Dataset extract:
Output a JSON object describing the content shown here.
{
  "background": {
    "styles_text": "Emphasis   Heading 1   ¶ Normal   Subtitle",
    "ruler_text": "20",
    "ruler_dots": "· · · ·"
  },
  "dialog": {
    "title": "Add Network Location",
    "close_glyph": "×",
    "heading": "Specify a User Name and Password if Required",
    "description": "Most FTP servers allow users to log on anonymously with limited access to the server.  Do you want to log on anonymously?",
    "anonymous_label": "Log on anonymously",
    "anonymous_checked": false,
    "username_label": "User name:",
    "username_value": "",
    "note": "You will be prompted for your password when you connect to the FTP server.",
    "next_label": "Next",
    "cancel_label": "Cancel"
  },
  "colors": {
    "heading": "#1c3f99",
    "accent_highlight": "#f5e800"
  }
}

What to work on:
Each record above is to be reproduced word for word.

Task response:
Output a JSON object describing the content shown here.
{
  "background": {
    "styles_text": "Emphasis   Heading 1   ¶ Normal   Subtitle",
    "ruler_text": "20",
    "ruler_dots": "· · · ·"
  },
  "dialog": {
    "title": "Add Network Location",
    "close_glyph": "×",
    "heading": "Specify a User Name and Password if Required",
    "description": "Most FTP servers allow users to log on anonymously with limited access to the server.  Do you want to log on anonymously?",
    "anonymous_label": "Log on anonymously",
    "anonymous_checked": false,
    "username_label": "User name:",
    "username_value": "",
    "note": "You will be prompted for your password when you connect to the FTP server.",
    "next_label": "Next",
    "cancel_label": "Cancel"
  },
  "colors": {
    "heading": "#1c3f99",
    "accent_highlight": "#f5e800"
  }
}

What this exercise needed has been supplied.